Data records:
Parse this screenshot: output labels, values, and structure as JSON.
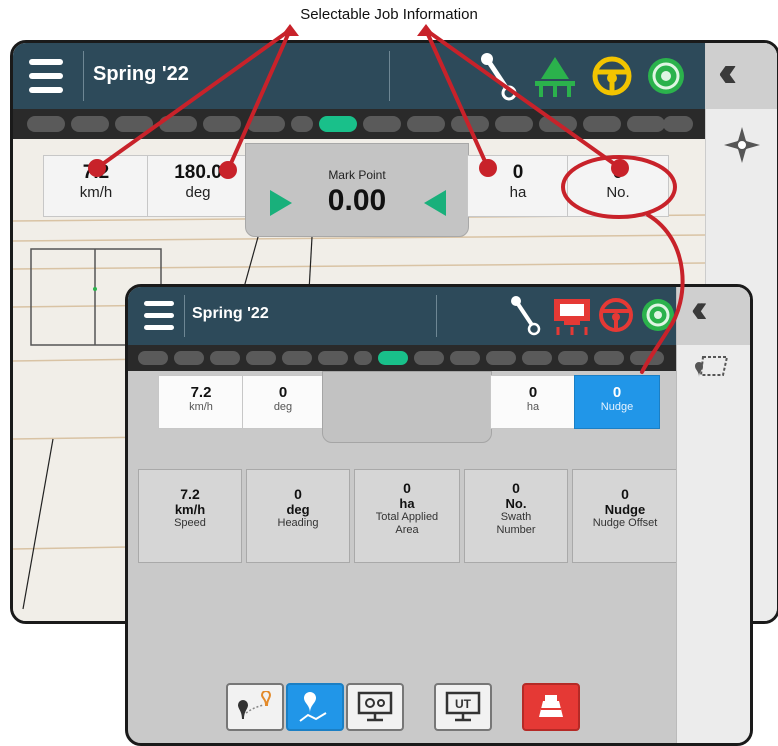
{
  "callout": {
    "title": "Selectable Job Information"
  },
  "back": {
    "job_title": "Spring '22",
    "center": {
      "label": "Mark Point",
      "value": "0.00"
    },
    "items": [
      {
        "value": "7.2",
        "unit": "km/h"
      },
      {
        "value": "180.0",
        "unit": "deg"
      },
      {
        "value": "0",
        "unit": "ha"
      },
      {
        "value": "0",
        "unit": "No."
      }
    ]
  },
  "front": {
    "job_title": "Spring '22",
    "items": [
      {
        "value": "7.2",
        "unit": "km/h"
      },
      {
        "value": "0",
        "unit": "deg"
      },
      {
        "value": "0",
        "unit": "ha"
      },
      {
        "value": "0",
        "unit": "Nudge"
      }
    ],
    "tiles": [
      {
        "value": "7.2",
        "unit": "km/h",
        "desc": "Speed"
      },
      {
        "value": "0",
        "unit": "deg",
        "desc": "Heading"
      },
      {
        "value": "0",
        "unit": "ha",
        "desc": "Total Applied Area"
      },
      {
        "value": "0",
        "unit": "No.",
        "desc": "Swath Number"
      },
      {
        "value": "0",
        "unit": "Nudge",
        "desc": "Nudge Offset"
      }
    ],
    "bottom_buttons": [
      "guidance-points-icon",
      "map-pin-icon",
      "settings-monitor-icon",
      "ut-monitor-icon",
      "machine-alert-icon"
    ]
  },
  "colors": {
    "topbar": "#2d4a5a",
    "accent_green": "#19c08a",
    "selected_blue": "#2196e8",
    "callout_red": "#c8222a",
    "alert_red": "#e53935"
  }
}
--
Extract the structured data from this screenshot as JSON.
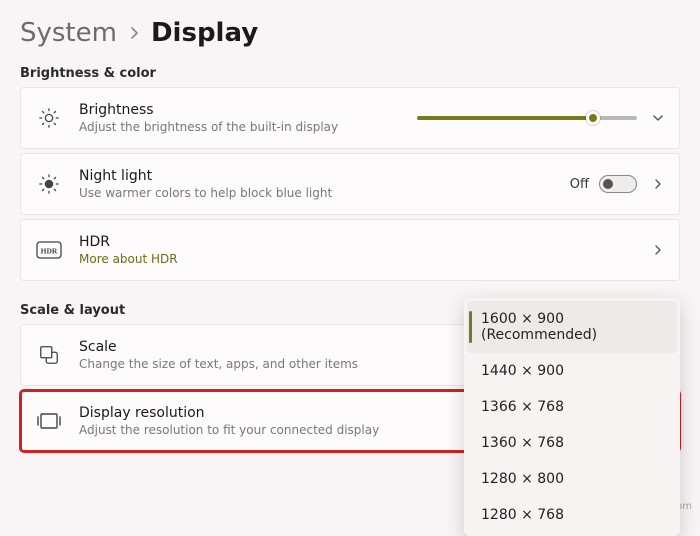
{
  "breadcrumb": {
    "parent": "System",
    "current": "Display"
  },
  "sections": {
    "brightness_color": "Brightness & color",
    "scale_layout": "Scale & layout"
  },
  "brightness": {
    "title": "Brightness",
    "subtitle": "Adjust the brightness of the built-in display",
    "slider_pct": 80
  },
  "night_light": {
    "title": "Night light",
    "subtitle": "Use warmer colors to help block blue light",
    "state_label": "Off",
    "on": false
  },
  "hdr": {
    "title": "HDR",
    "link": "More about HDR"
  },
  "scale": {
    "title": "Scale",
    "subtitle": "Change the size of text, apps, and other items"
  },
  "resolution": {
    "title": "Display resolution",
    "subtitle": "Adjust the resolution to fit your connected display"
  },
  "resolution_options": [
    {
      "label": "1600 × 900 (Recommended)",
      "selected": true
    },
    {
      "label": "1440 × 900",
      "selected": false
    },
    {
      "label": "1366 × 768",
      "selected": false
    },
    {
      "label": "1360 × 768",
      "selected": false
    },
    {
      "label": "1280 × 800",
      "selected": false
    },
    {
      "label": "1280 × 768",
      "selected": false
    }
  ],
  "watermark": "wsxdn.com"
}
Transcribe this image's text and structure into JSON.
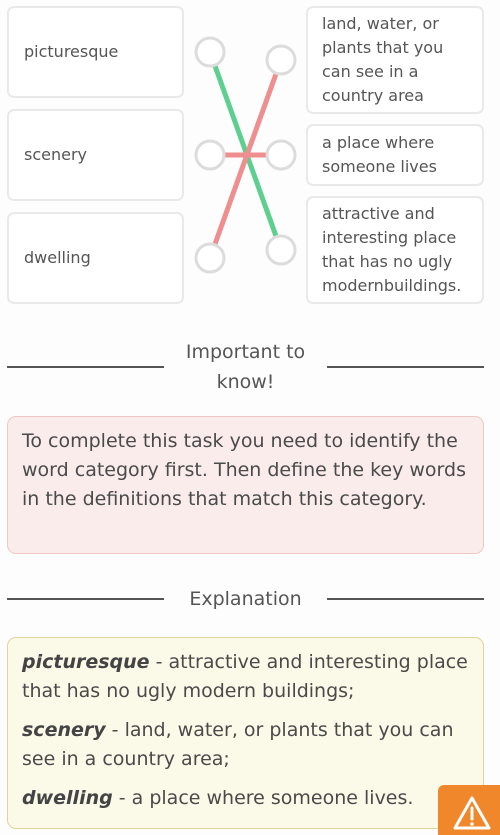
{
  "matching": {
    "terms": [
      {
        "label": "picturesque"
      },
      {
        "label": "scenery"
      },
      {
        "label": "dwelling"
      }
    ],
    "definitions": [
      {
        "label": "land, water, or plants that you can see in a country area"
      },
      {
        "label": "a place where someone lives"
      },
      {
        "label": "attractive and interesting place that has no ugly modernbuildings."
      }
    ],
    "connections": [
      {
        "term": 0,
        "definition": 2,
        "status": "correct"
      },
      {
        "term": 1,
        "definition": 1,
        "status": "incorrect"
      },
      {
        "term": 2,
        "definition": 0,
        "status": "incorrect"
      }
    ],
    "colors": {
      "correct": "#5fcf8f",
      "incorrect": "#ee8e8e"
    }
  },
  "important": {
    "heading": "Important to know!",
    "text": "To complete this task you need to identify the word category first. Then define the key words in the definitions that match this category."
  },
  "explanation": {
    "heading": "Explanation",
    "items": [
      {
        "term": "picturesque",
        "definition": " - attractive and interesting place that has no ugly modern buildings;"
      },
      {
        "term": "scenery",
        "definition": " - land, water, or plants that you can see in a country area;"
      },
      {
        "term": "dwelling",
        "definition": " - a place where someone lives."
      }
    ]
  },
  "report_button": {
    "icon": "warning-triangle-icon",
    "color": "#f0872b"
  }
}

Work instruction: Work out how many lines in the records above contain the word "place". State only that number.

Completed task: 4